Written By Savvy Auntie Staff Writers
On March 12, the Girl Scouts celebrates its 100 year anniversary, and we honor Juliette “Daisy” Gordon Low, its founder and a true Savvy Auntie.
Juliette Gordon Low, who suffered from partial deafness, was known as a child in Savannah, Georgia as a poet and artist, as well as an animal lover. She was also an athlete; she enjoyed swimming, rowing, canoeing and standing on her head. In fact, the Girl Scouts reports that Juliette "stood on her head every year on her birthday to prove she still could do it, and also celebrated nieces’ and nephews’ birthdays by standing on her head."
At age 26, she married William Mackay Low, but remained childless through their ultimate separation and her husband’s untimely death in 1905. In 1911, focused on her life pursuits, Juliette learned of Sir Robert Baden-Powell, the founder of the Boy Scouts and Girl Guides, and she became quite interested. Legend has it that she was so inspired by Sir Baden-Powell that she called a distant cousin and said: "I've got something for the girls of Savannah, and all of America, and all the world, and we're going to start it tonight!"
On March 12, 1912, Margaret "Daisy Doots" Gordon, Juliette’s niece and namesake, became the first registered member of what would be the very first troop of American Girl Guides, later to be called Girl Scouts. Over the last century, 50 millions girls, women and men have been members of the Girl Scouts.
While Juliette Gordon Low did not have children of her own, she has been a BenevolAuntie to millions of young girls decades beyond her death. She is a true inspiration.
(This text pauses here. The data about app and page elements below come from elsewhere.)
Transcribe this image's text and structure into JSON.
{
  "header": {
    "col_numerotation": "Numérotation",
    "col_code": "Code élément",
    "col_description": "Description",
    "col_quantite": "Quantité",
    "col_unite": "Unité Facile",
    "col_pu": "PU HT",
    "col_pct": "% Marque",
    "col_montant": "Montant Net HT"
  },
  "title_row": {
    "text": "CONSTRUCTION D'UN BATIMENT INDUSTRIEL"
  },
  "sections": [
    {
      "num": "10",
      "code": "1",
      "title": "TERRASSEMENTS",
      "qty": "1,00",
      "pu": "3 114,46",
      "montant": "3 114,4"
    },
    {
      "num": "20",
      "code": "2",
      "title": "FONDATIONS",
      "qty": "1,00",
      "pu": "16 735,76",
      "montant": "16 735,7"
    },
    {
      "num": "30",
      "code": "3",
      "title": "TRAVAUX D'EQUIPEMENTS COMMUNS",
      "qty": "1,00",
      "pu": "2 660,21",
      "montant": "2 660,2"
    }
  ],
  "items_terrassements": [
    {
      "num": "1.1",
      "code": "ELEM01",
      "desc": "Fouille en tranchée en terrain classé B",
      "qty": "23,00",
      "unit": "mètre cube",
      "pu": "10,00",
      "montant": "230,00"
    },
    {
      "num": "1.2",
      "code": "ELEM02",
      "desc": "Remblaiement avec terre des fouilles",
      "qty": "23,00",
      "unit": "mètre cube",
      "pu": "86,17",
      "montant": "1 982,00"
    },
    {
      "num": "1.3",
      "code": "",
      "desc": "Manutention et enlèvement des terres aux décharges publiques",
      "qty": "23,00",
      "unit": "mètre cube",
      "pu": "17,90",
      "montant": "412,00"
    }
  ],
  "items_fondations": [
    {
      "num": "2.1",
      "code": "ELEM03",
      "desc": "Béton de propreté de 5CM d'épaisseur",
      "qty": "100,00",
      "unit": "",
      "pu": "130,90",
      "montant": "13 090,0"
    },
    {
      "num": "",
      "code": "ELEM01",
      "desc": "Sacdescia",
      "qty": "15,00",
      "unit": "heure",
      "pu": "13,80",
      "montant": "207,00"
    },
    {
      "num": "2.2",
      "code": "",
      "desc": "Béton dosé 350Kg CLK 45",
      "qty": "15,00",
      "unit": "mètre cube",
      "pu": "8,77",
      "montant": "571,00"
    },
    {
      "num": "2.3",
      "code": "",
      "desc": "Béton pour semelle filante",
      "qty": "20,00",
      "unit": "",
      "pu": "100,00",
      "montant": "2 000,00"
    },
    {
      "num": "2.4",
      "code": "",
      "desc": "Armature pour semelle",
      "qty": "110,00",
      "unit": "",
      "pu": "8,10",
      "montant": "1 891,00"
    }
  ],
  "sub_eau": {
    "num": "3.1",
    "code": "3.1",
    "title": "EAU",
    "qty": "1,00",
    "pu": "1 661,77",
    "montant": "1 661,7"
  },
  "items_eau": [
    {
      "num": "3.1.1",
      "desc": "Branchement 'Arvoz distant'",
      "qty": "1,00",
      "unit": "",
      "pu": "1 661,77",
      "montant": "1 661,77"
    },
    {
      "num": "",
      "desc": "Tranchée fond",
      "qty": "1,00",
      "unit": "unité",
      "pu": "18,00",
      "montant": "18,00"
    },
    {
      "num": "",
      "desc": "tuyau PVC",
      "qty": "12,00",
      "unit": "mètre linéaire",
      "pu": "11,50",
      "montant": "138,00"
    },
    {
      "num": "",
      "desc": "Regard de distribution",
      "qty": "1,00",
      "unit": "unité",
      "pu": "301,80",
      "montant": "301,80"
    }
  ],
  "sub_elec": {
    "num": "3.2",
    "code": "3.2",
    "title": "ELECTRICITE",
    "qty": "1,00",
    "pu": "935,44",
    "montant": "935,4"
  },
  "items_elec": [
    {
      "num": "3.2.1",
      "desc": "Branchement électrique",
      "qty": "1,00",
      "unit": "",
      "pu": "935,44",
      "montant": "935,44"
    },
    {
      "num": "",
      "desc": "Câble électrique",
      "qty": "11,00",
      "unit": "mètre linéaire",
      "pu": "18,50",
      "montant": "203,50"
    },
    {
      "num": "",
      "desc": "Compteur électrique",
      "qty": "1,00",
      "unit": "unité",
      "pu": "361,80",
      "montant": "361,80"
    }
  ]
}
Happy 100 years, Girl Scouts!
Published: March 11, 2012